● The task: Pick the lines holding the string "content" out of the records and copy them.

-----

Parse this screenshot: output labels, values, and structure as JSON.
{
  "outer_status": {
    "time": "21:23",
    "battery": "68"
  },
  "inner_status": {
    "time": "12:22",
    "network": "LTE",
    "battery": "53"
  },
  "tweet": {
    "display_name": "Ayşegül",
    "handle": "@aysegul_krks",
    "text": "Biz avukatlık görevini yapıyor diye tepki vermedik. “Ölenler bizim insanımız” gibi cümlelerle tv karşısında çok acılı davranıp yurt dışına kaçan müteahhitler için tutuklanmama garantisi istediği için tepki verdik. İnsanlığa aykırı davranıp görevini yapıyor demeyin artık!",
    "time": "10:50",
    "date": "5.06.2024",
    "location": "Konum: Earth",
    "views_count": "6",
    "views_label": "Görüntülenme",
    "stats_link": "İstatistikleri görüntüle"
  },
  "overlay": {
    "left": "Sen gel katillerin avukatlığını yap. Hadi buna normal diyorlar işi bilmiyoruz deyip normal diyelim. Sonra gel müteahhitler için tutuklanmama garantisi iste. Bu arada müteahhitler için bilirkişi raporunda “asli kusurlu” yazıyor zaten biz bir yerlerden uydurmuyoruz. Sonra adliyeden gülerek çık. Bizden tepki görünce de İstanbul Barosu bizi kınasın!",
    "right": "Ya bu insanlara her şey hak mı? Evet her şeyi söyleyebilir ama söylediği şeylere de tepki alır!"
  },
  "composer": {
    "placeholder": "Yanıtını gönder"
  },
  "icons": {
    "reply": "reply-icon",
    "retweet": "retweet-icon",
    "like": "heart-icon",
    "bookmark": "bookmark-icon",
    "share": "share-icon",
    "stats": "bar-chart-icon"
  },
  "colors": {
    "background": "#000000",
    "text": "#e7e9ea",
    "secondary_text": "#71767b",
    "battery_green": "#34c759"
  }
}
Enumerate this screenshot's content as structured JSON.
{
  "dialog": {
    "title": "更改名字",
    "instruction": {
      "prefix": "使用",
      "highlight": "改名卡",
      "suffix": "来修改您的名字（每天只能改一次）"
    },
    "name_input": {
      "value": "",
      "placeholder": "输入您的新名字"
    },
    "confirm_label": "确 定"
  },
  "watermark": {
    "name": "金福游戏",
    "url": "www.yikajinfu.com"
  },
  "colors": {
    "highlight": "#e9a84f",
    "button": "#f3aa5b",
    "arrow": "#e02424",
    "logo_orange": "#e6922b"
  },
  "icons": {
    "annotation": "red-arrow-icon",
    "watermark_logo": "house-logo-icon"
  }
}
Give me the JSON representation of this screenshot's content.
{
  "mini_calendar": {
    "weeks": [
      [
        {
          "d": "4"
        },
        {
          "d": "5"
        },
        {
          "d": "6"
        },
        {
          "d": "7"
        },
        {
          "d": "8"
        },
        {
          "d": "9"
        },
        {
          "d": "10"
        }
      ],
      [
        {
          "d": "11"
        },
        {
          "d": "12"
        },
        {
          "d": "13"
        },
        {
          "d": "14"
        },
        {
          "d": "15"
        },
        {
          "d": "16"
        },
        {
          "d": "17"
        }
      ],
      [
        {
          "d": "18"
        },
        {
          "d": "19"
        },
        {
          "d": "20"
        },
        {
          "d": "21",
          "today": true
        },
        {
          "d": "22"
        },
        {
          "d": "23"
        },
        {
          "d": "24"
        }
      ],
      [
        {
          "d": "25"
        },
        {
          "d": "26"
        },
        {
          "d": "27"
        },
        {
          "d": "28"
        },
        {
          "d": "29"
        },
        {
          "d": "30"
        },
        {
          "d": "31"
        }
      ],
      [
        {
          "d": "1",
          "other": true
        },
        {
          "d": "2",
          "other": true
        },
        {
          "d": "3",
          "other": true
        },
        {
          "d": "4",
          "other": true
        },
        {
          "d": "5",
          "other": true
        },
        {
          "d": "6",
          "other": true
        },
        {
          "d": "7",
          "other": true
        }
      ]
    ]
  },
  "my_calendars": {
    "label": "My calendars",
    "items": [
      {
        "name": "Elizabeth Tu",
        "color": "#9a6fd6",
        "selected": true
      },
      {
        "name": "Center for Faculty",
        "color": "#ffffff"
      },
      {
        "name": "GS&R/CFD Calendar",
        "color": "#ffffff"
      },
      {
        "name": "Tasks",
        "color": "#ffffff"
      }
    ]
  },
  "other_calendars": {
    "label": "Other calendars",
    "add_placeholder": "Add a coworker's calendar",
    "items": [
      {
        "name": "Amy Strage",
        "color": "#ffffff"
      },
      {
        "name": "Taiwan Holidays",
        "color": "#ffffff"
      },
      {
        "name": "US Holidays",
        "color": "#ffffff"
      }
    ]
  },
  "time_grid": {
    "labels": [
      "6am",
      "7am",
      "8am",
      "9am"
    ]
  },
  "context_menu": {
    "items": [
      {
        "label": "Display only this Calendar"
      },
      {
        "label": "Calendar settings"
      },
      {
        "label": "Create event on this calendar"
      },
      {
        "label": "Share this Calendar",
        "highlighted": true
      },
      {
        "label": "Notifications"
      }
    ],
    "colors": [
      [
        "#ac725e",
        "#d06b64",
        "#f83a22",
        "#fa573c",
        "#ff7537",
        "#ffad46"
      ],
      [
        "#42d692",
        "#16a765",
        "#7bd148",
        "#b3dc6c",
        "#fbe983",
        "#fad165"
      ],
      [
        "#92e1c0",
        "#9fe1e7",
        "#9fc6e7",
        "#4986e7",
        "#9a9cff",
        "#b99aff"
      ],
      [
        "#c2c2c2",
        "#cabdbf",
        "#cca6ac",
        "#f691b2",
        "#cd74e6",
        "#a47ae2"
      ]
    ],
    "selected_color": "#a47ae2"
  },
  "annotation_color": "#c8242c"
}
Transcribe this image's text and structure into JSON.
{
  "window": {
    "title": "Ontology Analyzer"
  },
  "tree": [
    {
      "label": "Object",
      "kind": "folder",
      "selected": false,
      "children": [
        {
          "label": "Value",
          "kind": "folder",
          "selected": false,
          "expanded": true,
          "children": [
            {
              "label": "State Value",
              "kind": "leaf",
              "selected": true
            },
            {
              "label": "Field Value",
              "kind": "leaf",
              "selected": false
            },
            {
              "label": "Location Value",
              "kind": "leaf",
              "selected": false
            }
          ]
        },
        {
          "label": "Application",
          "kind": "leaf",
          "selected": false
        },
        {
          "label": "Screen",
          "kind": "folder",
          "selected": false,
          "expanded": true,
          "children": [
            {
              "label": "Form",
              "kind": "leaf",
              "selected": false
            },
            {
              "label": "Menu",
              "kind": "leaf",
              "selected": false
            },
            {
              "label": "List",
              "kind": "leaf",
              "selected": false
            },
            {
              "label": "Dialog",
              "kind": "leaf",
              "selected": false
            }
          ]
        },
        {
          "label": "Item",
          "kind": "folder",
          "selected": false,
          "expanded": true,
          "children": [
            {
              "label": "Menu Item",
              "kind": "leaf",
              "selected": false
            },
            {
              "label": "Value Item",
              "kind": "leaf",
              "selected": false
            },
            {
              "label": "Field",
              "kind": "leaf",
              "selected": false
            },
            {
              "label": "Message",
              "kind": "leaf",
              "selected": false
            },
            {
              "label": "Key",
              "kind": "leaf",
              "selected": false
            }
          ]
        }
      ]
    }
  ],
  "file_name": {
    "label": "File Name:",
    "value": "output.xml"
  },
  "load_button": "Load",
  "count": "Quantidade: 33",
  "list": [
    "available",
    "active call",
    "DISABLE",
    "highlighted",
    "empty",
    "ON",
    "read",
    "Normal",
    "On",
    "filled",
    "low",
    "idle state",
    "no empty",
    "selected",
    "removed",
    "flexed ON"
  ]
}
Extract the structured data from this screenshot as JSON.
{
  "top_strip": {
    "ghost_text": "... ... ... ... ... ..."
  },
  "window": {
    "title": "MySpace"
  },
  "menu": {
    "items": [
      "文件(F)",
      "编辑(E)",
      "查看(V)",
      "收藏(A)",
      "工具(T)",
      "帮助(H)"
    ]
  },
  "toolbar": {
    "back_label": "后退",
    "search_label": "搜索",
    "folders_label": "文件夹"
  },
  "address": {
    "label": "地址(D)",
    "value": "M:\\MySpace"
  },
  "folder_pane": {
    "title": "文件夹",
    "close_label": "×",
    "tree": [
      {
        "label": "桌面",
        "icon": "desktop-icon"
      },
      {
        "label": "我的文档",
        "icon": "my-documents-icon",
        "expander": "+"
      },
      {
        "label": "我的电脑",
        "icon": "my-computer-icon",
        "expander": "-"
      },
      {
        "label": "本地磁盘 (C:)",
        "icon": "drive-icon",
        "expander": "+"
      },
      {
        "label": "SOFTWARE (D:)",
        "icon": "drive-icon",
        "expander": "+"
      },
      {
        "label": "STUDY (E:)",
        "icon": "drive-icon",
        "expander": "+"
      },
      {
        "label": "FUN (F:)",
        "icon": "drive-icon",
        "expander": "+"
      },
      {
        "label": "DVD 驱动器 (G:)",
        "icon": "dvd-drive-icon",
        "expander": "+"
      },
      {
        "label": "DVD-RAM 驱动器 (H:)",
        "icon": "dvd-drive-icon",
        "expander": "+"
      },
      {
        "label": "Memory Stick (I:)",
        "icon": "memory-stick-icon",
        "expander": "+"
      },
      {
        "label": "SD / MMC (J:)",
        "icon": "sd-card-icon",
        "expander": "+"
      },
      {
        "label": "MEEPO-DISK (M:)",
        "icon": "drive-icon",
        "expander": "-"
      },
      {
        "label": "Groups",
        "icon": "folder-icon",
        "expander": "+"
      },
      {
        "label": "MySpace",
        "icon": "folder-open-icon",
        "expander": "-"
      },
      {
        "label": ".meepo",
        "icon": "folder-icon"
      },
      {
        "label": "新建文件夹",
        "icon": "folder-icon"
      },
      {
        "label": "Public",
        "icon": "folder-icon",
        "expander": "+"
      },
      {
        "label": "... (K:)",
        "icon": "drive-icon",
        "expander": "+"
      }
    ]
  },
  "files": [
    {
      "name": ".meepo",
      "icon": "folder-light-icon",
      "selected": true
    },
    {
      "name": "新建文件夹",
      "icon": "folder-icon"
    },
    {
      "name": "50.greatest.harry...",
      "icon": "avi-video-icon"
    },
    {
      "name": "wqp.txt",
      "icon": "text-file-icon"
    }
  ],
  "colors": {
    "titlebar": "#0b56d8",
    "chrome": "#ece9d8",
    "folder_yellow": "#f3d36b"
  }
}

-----

● Worked solution:
Enumerate this screenshot's content as structured JSON.
Give me the JSON representation of this screenshot's content.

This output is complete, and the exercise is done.